“We wanted to create something economical, fresh and friendly,” he says. “I could have recreated a Mesh, but I asked myself, ‘What would work in the space we have and the community we’re in?’ West Chester didn’t need another stuffy sit-down restaurant.”
Instead, he opened Troy’s Café, the ideal recession spot, where everything is under $9, including classic comfort food like spaghetti and meatballs and fish and chips. It’s the quintessential mom and pop restaurant. Meyer’s mom is front staff, his wife marketing and his dad facilities manager.
“At least, we call him that,” Meyer says. “Dad’s pretty handy.”
Meanwhile, Virgil’s Café in Bellevue opened its doors in March. With characteristic humor, owner Matthew Buschle says, “There’s no good reason why we opened. Three years ago, when we started planning, everything was going along swimmingly. You’ve got funding. You’ve worked out all that stuff. You can’t really go back and say, ‘Hey, I think I’m going to stop now.’ I really do believe there’s a certain amount of ‘ignorance is bliss’ in this. I don’t read newspapers. I don’t listen to the radio.”
The ignorance seems to be working. Recently, Virgil’s had a two-hour wait on both Friday and Saturday night.
Buschle has a theory about why people may keep going to restaurants even in a recession.
“The majority of consumers are so far removed from their food and food supply that they don’t have the wherewithal, time or energy to provide that for themselves on a daily basis,” he says.

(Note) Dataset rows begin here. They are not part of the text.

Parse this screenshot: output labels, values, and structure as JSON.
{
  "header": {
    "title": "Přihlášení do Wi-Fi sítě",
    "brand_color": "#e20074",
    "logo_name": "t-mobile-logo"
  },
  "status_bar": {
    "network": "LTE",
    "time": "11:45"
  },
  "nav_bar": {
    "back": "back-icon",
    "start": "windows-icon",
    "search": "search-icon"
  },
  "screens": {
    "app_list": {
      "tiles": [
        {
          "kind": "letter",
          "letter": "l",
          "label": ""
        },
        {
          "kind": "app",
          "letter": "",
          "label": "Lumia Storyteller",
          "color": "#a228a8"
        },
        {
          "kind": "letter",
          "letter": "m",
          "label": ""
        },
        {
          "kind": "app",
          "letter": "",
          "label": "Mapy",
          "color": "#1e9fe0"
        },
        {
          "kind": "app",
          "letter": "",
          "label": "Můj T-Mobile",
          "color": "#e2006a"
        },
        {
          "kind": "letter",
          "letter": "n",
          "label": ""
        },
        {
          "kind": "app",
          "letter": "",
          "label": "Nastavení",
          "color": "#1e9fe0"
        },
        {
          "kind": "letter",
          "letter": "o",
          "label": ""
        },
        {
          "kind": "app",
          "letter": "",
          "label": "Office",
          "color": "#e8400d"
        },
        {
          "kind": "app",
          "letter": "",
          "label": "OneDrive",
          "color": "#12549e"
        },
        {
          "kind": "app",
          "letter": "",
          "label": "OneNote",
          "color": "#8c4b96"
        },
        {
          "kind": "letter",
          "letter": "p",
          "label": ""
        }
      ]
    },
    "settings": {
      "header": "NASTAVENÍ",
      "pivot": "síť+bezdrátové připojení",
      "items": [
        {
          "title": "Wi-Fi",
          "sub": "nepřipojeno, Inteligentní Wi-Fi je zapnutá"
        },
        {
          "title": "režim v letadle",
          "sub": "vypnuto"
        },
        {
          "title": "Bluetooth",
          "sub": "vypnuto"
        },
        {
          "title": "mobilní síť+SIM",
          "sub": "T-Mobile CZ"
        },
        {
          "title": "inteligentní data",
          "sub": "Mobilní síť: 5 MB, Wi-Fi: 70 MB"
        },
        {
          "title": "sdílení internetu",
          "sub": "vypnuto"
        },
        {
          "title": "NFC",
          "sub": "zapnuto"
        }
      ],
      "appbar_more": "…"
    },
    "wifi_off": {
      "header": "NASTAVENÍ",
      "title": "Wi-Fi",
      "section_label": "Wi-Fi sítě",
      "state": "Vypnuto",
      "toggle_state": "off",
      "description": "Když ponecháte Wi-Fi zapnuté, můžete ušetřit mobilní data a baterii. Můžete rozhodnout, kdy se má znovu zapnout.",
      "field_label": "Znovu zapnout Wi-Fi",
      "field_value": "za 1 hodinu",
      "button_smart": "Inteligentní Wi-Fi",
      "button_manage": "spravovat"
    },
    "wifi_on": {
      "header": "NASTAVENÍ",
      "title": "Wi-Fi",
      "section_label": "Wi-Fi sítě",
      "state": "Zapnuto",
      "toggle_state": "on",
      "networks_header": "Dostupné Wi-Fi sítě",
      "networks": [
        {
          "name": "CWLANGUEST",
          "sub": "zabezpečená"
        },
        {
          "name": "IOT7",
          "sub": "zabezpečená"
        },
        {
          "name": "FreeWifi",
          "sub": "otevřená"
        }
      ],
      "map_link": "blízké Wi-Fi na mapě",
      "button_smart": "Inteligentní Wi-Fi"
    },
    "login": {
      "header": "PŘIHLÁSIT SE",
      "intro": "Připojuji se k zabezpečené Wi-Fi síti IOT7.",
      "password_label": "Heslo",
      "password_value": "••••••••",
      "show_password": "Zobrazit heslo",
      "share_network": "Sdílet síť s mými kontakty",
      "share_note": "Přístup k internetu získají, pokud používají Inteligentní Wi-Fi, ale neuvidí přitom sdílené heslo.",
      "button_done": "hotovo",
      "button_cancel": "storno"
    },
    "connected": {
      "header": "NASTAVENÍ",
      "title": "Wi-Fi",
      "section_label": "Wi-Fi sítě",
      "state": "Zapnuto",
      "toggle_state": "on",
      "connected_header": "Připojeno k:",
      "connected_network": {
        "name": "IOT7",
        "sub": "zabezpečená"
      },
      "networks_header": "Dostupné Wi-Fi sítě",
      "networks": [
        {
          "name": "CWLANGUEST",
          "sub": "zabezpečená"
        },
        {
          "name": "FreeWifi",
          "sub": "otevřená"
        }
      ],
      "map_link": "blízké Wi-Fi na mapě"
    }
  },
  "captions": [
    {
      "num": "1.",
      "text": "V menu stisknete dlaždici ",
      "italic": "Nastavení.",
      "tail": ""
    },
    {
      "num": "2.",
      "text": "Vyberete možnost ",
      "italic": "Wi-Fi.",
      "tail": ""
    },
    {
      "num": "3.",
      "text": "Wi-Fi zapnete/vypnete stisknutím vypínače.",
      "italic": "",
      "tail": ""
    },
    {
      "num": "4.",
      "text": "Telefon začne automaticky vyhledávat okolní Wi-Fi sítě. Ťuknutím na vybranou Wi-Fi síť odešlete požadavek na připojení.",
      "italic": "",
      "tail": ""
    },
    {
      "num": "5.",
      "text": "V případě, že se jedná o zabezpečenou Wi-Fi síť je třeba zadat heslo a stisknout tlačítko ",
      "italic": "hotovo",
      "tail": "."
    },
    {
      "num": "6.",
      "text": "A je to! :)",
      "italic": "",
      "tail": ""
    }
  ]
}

Maybe eating out is no longer considered a luxury for everyone. For those who hate to cook, or don’t feel like they know how, it might be a necessity. After all, we have to eat.
Dwight, who’s also a restaurant consultant, says he would never open a restaurant in this economy.
“Especially if you’re on the luxury end, it’s the worst time since the Great Depression to open a restaurant in Cincinnati,” he says.
Even a restaurant on the casual end should give money back to investors instead of going through with it, Dwight says.
“Casual dining has been hit dramatically,” he says. “Even if people are going for comfort food, you can prepare those at home. The real question is, ‘Do people see the value in the convenience end of things?’ ”
That’s a difficult question for anyone to answer right now, but in some cases economics don’t seem to matter. Restaurants sometimes stay open even when they’re barely breaking even, and successful restaurants sometimes shut down because the owners get bored. Some restaurants are ventures of the heart, and the reasons for opening and closing them can be as complicated as the reasons for falling in and out of love.
Gajah Wong will continue to stay open for at least a few more months, offering its passion for Indonesia, rare cuisine and an outdoor bar and garden that is considered one of the best in the city. But Congdon says that even if he doesn’t find a buyer he’ll be gone by the end of summer.
“My work here is done,” he says. “It’s hard because Gajah Wong is part of my soul, but I’m not completely here anymore. I’m in Bali.”